On Sunday night, Ricardo Lockette stood with his family as they raised the 12 flag, and I found that while indeed my heart was heavy, my spirit was lighter having seen him doing so well. After the violent way many of us watched his career end, I know I can’t be the only one who was so moved to see him back, even though it wasn’t in pads.
There’s also another part of me, the history buff side, that screams out that this man has a legacy that should be remembered, preserved, and appreciated. He was a special teams ace gunner. He follows in the footsteps of many Seattle Seahawks who have played on that squad from Don Dufek to Fredd Young to Alex Bannister. The Seahawks who made special teams a must-watch position.
I could go on and on about the Tyler Locketts of the world, but gunners who stop the other team’s “Lockett” get almost no credit outside their own fans.
There are no specific metrics for impact, but if there were I think Lockette would have met them in spades. He wrecked many returns all by his lonesome. I always enjoyed watching special teams just because of him. The trouble is, many of them get forgotten as time passes. It’s only natural and that’s why it’s the duty of the records keepers and historians to make sure those few get remembered.
Lockette’s career stats aren’t noteworthy as a receiver, just 22 receptions, 451 yards and four touchdowns in five seasons. (He was on the San Francisco 49ers in 2012 but did not accrue any stats.) This would tell you he just didn’t break through. This would be so wrong. I guess the more I look at it the more I wonder how there are three phases of the game but only two really get recognized. Don’t fall into that trap.
Look at the top five teams in special teams DVOA this season: Eagles, Chiefs, Rams, Lions, and Colts. They’re mostly considered “overachievers.” Kansas City could grab the one seed despite no passing offense. How does LA keep making us want to pull our hair out? Why is Detroit knocking on the door of the number two seed with few notable defensive players? How else could Indianapolis be in first place in the division with such a horrible defense and inefficient offense? The Rams, like the Lions and Vikings, are phenomenal at punt coverage. These things matter. Field position matters. Lockette was once the guy who mattered the most in those moments after years of making himself valuable in that third phase when it became clear he’d never be a consistent threat on offense.
On Sunday, as I watched Neiko Thorpe make a signature stop much in the same way the man who preceded him did, my bitterness grew for Lockette’s violent exit and how his legacy and the legacy of those who play that part of the game are often forgotten.
I’ll remember Ricardo’s contributions to Seattle. As I will the ones before him and those that come after him. Perhaps one day, as the game evolves and grows, others will too. For the Seahawks, whether it’s Thorpe, Cassius Marsh, Mike Morgan, or someone else, let’s recognize the contributions not just being made when Seattle has the ball or doesn’t or is getting it back, but when they’re relinquishing possession to the other team on a kickoff or punt and hoping for the best.

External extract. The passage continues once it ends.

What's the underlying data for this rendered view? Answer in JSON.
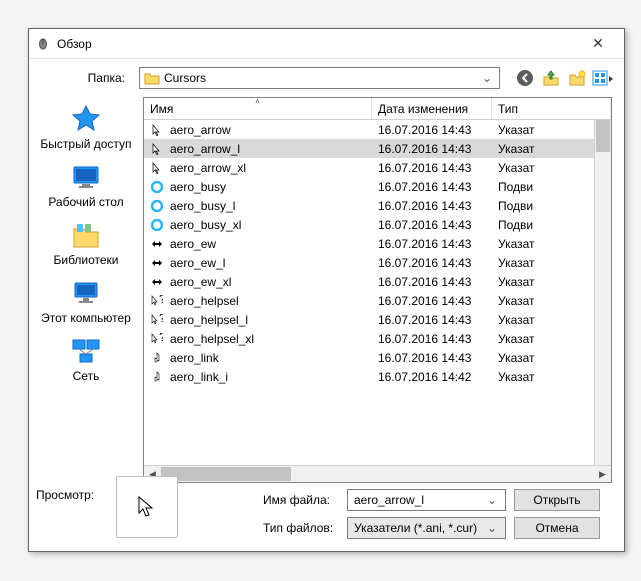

Lockette and those who came before him and after are the harbingers of that hope.
Let’s give them thanks.
Thanks, Ricardo. It was great seeing you.